Hundreds of bodies – too many to count – remain strewn in the bush in Nigeria from an Islamic extremist attack that Amnesty International described as the “deadliest massacre” in the history of Boko Haram.The testimony of a man who tried to escape. To quote:
Fighting continued on Friday around Baga, a town on the border with Chad where insurgents seized a key military base on 3 January and attacked again on Wednesday.
“Security forces have responded rapidly, and have deployed significant military assets and conducted air strikes against militant targets,” said a government spokesman. District head Baba Abba Hassan said most victims are children, women and elderly people who could not run fast enough when insurgents drove into Baga, firing rocket-propelled grenades and assault rifles on town residents.
“The human carnage perpetrated by Boko Haram terrorists in Baga was enormous,” Muhammad Abba Gava, a spokesman for poorly armed civilians in a defence group that fights Boko Haram, told the Associated Press.
He said the civilian fighters gave up on trying to count all the bodies. “No one could attend to the corpses and even the seriously injured ones who may have died by now,” Gava said.
An Amnesty International statement said there are reports the town was razed and as many as 2,000 people killed.
If true, “this marks a disturbing and bloody escalation of Boko Haram’s ongoing onslaught,” said Daniel Eyre, Nigeria researcher for Amnesty International. (Read more.)
More HERE. ShareOn Saturday, another man, Yanaye Grema, said he was forced to hide for three days while the militants ransacked Baga.
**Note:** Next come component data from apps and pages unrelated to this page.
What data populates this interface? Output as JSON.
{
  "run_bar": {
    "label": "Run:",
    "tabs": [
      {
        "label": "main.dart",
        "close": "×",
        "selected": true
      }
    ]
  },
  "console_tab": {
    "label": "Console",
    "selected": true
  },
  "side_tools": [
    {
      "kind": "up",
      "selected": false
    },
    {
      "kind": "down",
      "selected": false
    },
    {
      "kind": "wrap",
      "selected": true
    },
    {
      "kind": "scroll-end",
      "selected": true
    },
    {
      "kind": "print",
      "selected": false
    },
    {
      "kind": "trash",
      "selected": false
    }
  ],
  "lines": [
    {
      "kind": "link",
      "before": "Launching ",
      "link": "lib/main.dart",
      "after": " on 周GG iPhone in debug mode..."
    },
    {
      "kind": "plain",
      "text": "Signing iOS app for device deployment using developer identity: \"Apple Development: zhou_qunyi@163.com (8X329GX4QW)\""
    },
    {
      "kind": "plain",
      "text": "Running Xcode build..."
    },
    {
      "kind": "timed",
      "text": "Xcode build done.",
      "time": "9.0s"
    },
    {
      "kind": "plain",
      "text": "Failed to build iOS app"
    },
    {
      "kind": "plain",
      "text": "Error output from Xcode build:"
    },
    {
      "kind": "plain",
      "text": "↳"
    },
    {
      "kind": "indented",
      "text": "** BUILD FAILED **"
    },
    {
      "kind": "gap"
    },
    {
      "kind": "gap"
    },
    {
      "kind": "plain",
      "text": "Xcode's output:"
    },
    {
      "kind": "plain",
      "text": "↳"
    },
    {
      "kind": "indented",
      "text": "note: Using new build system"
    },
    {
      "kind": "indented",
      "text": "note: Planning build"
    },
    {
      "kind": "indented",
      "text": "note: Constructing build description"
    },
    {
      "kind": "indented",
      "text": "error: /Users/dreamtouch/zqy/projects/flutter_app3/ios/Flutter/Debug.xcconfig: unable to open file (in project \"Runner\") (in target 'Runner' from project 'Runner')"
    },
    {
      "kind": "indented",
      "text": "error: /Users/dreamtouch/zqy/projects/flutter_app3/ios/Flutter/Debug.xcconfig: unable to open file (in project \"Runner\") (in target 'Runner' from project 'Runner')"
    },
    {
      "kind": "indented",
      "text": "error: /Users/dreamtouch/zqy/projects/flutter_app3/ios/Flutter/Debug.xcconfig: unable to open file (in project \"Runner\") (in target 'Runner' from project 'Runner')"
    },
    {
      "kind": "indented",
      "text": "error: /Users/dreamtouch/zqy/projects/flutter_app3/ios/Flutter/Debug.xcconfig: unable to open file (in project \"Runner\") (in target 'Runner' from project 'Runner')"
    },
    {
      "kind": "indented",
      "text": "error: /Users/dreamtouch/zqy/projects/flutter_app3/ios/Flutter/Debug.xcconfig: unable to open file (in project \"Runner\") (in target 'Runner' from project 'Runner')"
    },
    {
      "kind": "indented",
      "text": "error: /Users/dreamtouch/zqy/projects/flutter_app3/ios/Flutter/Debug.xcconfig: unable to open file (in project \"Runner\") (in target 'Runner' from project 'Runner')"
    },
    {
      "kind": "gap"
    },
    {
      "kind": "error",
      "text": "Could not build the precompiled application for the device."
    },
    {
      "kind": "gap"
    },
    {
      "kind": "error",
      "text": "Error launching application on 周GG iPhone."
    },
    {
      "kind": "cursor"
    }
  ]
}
He eventually fled into the bush under the cover of darkness on Tuesday."For five kilometres (three miles), I kept stepping on dead bodies," he said.Amnesty International said numerous eye-witnesses had described how the Boko Haram militants went from door to door, pulling out young men of fighting age and shooting them dead in the street. "It is based on these witnesses' testimonies that we are able to say that hundreds of civilians died in the attack, if not more, and thousands have been displaced," said the group's Nigeria researcher Daniel Eyre. (Read more.)